=== Section Start ===

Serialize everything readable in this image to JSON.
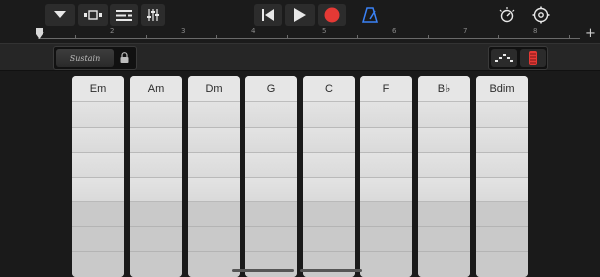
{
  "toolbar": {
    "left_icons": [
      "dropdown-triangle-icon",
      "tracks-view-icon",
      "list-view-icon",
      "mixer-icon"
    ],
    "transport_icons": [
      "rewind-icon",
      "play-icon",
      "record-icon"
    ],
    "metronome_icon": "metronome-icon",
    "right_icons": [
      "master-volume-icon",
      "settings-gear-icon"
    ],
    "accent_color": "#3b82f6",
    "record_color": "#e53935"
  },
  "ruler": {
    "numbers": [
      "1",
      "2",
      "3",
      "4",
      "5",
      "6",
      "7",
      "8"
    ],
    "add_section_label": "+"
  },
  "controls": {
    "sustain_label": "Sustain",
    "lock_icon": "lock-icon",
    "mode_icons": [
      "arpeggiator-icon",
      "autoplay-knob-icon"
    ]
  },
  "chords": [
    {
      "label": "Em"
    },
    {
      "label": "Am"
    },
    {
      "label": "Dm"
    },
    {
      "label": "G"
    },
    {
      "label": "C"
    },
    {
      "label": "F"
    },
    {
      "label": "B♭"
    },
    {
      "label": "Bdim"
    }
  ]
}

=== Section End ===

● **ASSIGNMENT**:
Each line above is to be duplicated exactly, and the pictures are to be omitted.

● **YOUR RESPONSE**:
Serialize everything readable in this image to JSON.
{
  "toolbar": {
    "left_icons": [
      "dropdown-triangle-icon",
      "tracks-view-icon",
      "list-view-icon",
      "mixer-icon"
    ],
    "transport_icons": [
      "rewind-icon",
      "play-icon",
      "record-icon"
    ],
    "metronome_icon": "metronome-icon",
    "right_icons": [
      "master-volume-icon",
      "settings-gear-icon"
    ],
    "accent_color": "#3b82f6",
    "record_color": "#e53935"
  },
  "ruler": {
    "numbers": [
      "1",
      "2",
      "3",
      "4",
      "5",
      "6",
      "7",
      "8"
    ],
    "add_section_label": "+"
  },
  "controls": {
    "sustain_label": "Sustain",
    "lock_icon": "lock-icon",
    "mode_icons": [
      "arpeggiator-icon",
      "autoplay-knob-icon"
    ]
  },
  "chords": [
    {
      "label": "Em"
    },
    {
      "label": "Am"
    },
    {
      "label": "Dm"
    },
    {
      "label": "G"
    },
    {
      "label": "C"
    },
    {
      "label": "F"
    },
    {
      "label": "B♭"
    },
    {
      "label": "Bdim"
    }
  ]
}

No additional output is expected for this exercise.